Working across mediums, and often drawing upon scientific research, I use the Earth as both material and subject for storytelling. I make art that incorporates time-based processes and transformative materials – like cyanotype, ice, and clay – tapping into their aesthetic qualities as well as their utility. Experimental photographs, automatic paintings, and sculptural installations serve as proxies to document the passage of time, personal experience, and human interaction with our environment.
I am interested in ways to bring the vastness of geologic time to an intimate human scale, and how to make space for vulnerability and empathy within that juxtaposition; I write love letters to glaciers, create and tend to systems of melt and erosion, trace my body along fault lines, and imagine new feminist constellation shapes.
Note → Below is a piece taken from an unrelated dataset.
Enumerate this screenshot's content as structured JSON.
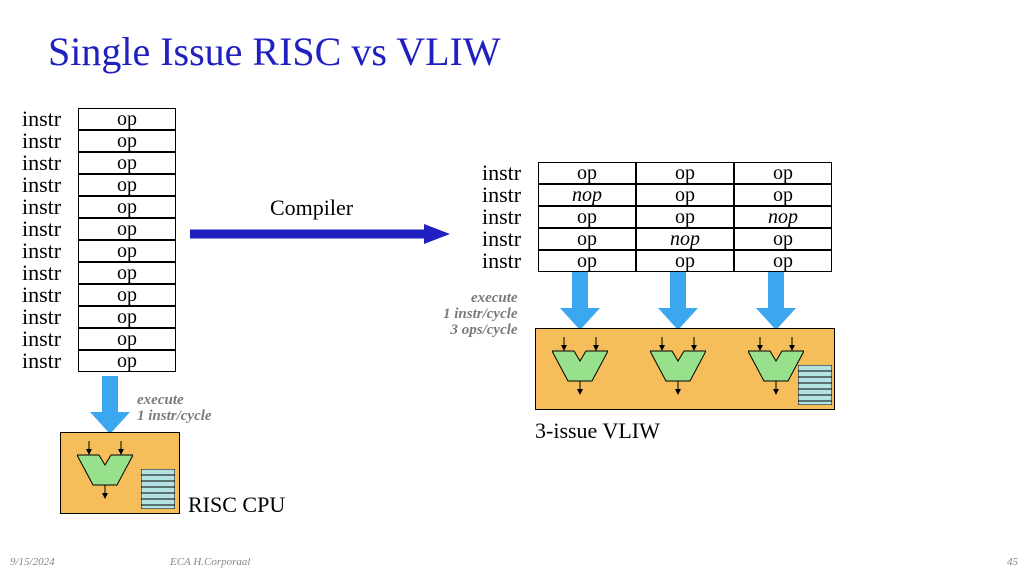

Whether performed socially or in solitude, each gesture is an exercise in sincerity, hope, and (sometimes) futility – an attempt to reimagine the flow of the future.